As Intel, AMD, and other CPU manufacturers have started releasing CPU microcode (firmware) updates for processor models affected by the Meltdown and Spectre patches, those updates are trickling down to OEMs and motherboard vendors, who are now integrating these patches into BIOS/UEFI updates for affected PCs.
Intel said today it is investigating an issue with Broadwell and Haswell CPUs after customers reported higher system reboot rates when they installed firmware updates for fixing the Spectre flaw.
AMD officially admitted today that its processors are not vulnerable to the Meltdown bug, but are affected by both variants of the Spectre flaw.
On January 8th Intel released new Linux Processor microcode data files that can be used to mitigate the Spectre and and Meltdown vulnerabilities in Intel CPUs. Using microcodes, an operating system can fix known bugs in Intel CPU without having to perform a BIOS update on the computer.
A Microsoft official confirmed today that some devices running on older Windows versions will see a significant slowdown and decrease in system performance after applying the Meltdown and Spectre security patches.
Microsoft has halted the rollout of Windows OS security updates for the Meltdown and Spectre patches for all customer devices that use an AMD CPU.
AMD has fixed, but not yet released BIOS/UEFI/firmware updates for the general public for a security flaw affecting the AMD Secure Processor.
Intel pinky-promised today that it will provide firmware updates by the end of next week for 90% of all CPU models it released in the past five years.

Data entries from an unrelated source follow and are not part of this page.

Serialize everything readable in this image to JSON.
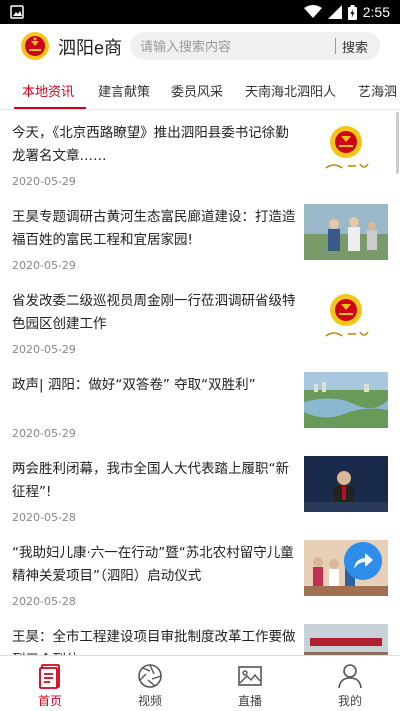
{
  "status_bar": {
    "time": "2:55"
  },
  "header": {
    "app_title": "泗阳e商",
    "search_placeholder": "请输入搜索内容",
    "search_button": "搜索"
  },
  "tabs": [
    {
      "label": "本地资讯",
      "active": true
    },
    {
      "label": "建言献策",
      "active": false
    },
    {
      "label": "委员风采",
      "active": false
    },
    {
      "label": "天南海北泗阳人",
      "active": false
    },
    {
      "label": "艺海泗",
      "active": false
    }
  ],
  "news": [
    {
      "title": "今天，《北京西路瞭望》推出泗阳县委书记徐勤龙署名文章……",
      "date": "2020-05-29",
      "thumb": "cppcc-emblem"
    },
    {
      "title": "王昊专题调研古黄河生态富民廊道建设：打造造福百姓的富民工程和宜居家园!",
      "date": "2020-05-29",
      "thumb": "photo-officials-field"
    },
    {
      "title": "省发改委二级巡视员周金刚一行莅泗调研省级特色园区创建工作",
      "date": "2020-05-29",
      "thumb": "cppcc-emblem"
    },
    {
      "title": "政声| 泗阳：做好“双答卷” 夺取“双胜利”",
      "date": "2020-05-29",
      "thumb": "photo-aerial-river"
    },
    {
      "title": "两会胜利闭幕，我市全国人大代表踏上履职“新征程”!",
      "date": "2020-05-28",
      "thumb": "photo-congress-speaker"
    },
    {
      "title": "“我助妇儿康·六一在行动”暨“苏北农村留守儿童精神关爱项目”（泗阳）启动仪式",
      "date": "2020-05-28",
      "thumb": "photo-children-event"
    },
    {
      "title": "王昊：全市工程建设项目审批制度改革工作要做到三个到位",
      "date": "",
      "thumb": "photo-meeting-hall"
    }
  ],
  "bottom_nav": [
    {
      "label": "首页",
      "icon": "home-doc-icon",
      "active": true
    },
    {
      "label": "视频",
      "icon": "camera-aperture-icon",
      "active": false
    },
    {
      "label": "直播",
      "icon": "image-icon",
      "active": false
    },
    {
      "label": "我的",
      "icon": "person-icon",
      "active": false
    }
  ],
  "colors": {
    "accent": "#d0021b",
    "fab": "#2e8de8"
  }
}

Late last night, Microsoft issued out-of-band updates that address Meltdown and Spectre, two security flaws said to be affecting almost all CPUs released since 1995.
Google has just published details on two vulnerabilities named Meltdown and Spectre that in the company's assessment affect "every processor [released] since 1995."
Intel released a statement earlier today denying media reports that upcoming patches for a yet-to-be-disclosed security bug cause huge performance dips for devices using Intel CPUs.
OS makers and cloud service providers are preparing patches for a security bug affecting Intel processors, according to several sources with knowledge of the upcoming fixes.
Some hardware vendors are reacting to the recent revelation that some of Intel's core CPU technology is riddled with security holes.
Acer, Dell, Fujitsu, HP, Lenovo, and Panasonic have officially confirmed that products incorporating Intel chipsets are affected by eight security flaws that allow hackers to take over devices.
Intel published a security advisory last night detailing eight vulnerabilities that impact core CPU technologies such as the Intel Management Engine (ME), Intel Server Platform Services (SPS), and Intel Trusted Execution Engine (TXE).
One of the world's lesser-known operating systems may actually be the most used OS in the world, according to new revelations made by Google's Linux experts.
A team of three scientists from Columbia University has discovered that by attacking the combo of hardware and software management utilities embedded with modern chipsets, threat actors can take over systems via an attack surface found in almost all modern electronic devices.
Researchers from Positive Technologies — a provider of enterprise security solutions — have found a way to disable the Intel Management Engine (ME), a much-hated component of Intel CPUs.
Intel released a new CPU model this week, the Intel Core i9 7900X, which is the latest model to feature a new cache architecture that hardware experts believe it will make exploitation of side-channel attacks a lot harder.